Earlier this fall, Bankrate conducted a survey of 558 U.S. adults who visited the health insurance exchange websites during the 2014 open enrollment period. They found that 51 percent of those people do not intend to visit the exchange site again during the upcoming 2015 open enrollment period.
Not surprisingly, ACA opponents are using this study as proof that the exchanges are a failed venture.
Such conclusions are flawed though, for numerous reasons.
Some ‘users’ didn’t use the exchange sites
The survey included people who had visited an exchange website during the first open enrollment, regardless of whether they ended up purchasing a plan. Our brokerage often gets calls and emails from people who already have coverage through their employer but are interested in shopping around to see if they can get a better deal in the individual market. In most cases, they find that staying with their employer’s plan is their best option.
How many of those 558 people visited the exchange last fall, found out their current plan is a better option, and simply don’t need to go back again because their question has already been answered?

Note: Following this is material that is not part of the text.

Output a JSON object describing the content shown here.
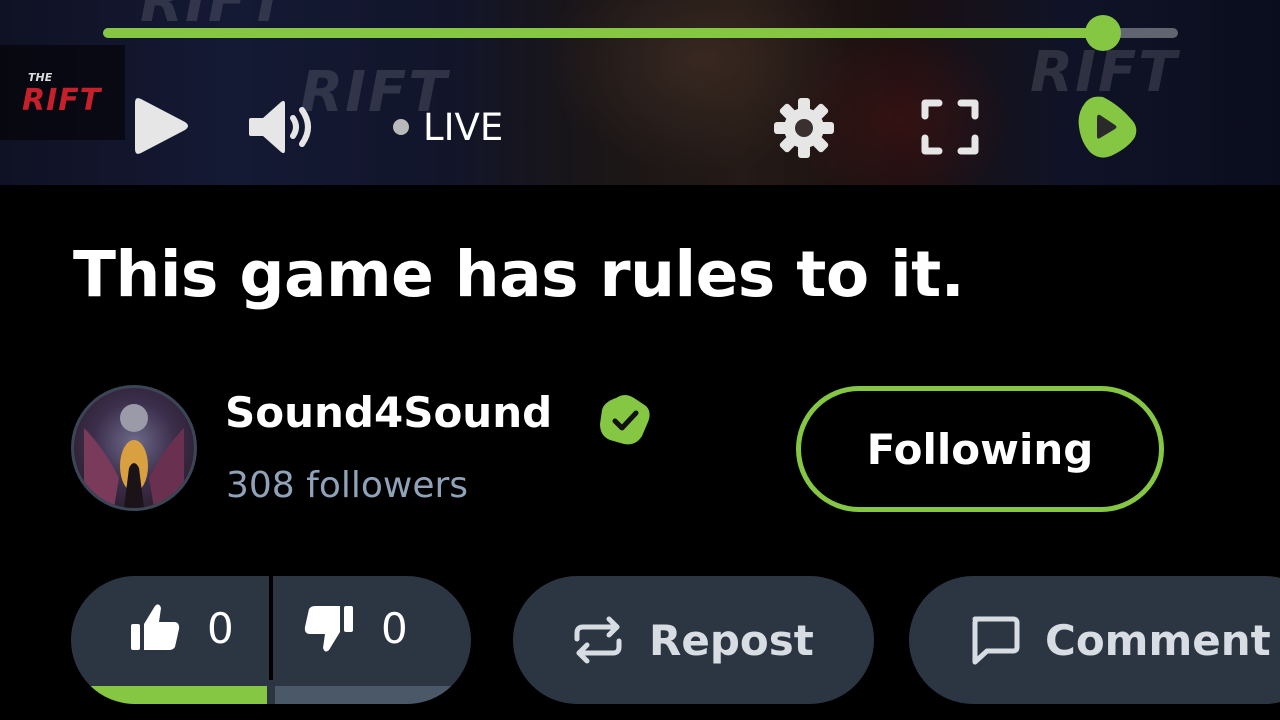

And what about the people who were eligible to keep individual grandmothered plans for 2014, but visited the exchange to see alternative options? If they didn’t qualify for subsidies, they probably found out that their grandmothered plan was the least expensive option. In many states, they have the choice to keep those grandmothered plans again for 2015, so maybe they’ve already decided that’s what they’re going to do (although they would be wise to check again – they may find the price gap has narrowed).
Subsidies will change some minds
I also wonder how many of the survey respondents who indicated they are not going back to the exchange will end up changing their minds. A study from earlier this year got less media attention but seems particularly important in light of the Bankrate survey.
In a Kaiser Family Foundation survey conducted in June, only 46 percent of exchange enrollees stated that they were receiving subsidies to offset the cost of their premiums. In reality, 85 percent of exchange enrollees are receiving subsidies, and the average subsidy is quite significant, covering 76 percent of the total premium.
But nearly half of the people who are receiving subsidies don’t know they’re receiving subsidies. (The subsidies are sent directly to the insurance carriers, which helps to explain why so many enrollees don’t know they’re paying premiums that are well below the retail rates.)
In the Bankrate study, just 53 percent of respondents with incomes under $30,000 said they plan to go back to the exchange during open enrollment. But as long as they are legally present in the U.S. and not eligible for affordable employer-sponsored coverage, a significant portion of those respondents are eligible for subsidies in the exchange.
(The rest are either eligible for Medicaid or are in the coverage gap. In the latter case, they have a good – although tragic – reason for giving up on the exchange, since they’re not eligible for assistance. The ACA would have helped them, but their states chose to opt out of Medicaid expansion). Based on the results of the KFF study, a good chunk of the subsidy-eligible survey respondents might not know about the subsidies, even if they’re currently enrolled in an exchange plan and receiving premium subsidies
Many won’t need exchanges to get coverage
Some of the subsidy-eligible folks may have since obtained employer-sponsored insurance, but it’s possible that others are planning to shop for coverage outside the exchange. And given the results of the Kaiser Family Foundation study, a lot of them might be surprised to learn how high their premiums will be if they stray from the exchange.
We also have to keep in mind that the individual health insurance market has historically been very dynamic – people move in and out of it all the time, and the ACA doesn’t change that. If we consider the population that had individual coverage at the start of 2010, only 48 percent of them were still in the individual market two years later. This is understandable when we consider that people use individual policies as transitional coverage when they’re in between jobs, and also the fact that self-employment is notoriously rocky and includes a constantly shifting population.
As the Bankrate study authors noted, a lot of exchange enrollees might be planning to let their current plans automatically renew. In most states, you can do nothing and your coverage will automatically renew. (Our new free ebook explains how renewal works in every state).
But defaulting to auto-renewal is generally a bad idea, as rates are changing with most carriers and subsidies will be based on new benchmark plans in many areas. The good news is that people who opt for auto-renewal and then find themselves with a higher-than-expected bill in January will still have time to select a different plan before the end of open enrollment on February 15.
All of this data has to be taken into consideration when we peruse the Bankrate study results. When we look at the big picture of the individual health insurance market, consumers’ understanding of subsidies, the fact that the survey included anyone who visited the exchange sites – not just those who purchased plans – and also the fact that auto-renewal for 2015 will be possible – although not advisable – for most enrollees, we shouldn’t be surprised by the finding that half of the survey respondents aren’t planning to go back to the exchange during the 2015 open enrollment period.
That’s just the nature of the individual health insurance market. And although many of last year’s users might not need to return to the exchanges, they will be replaced by people who are newly in need of individual coverage or who remained uninsured in 2014.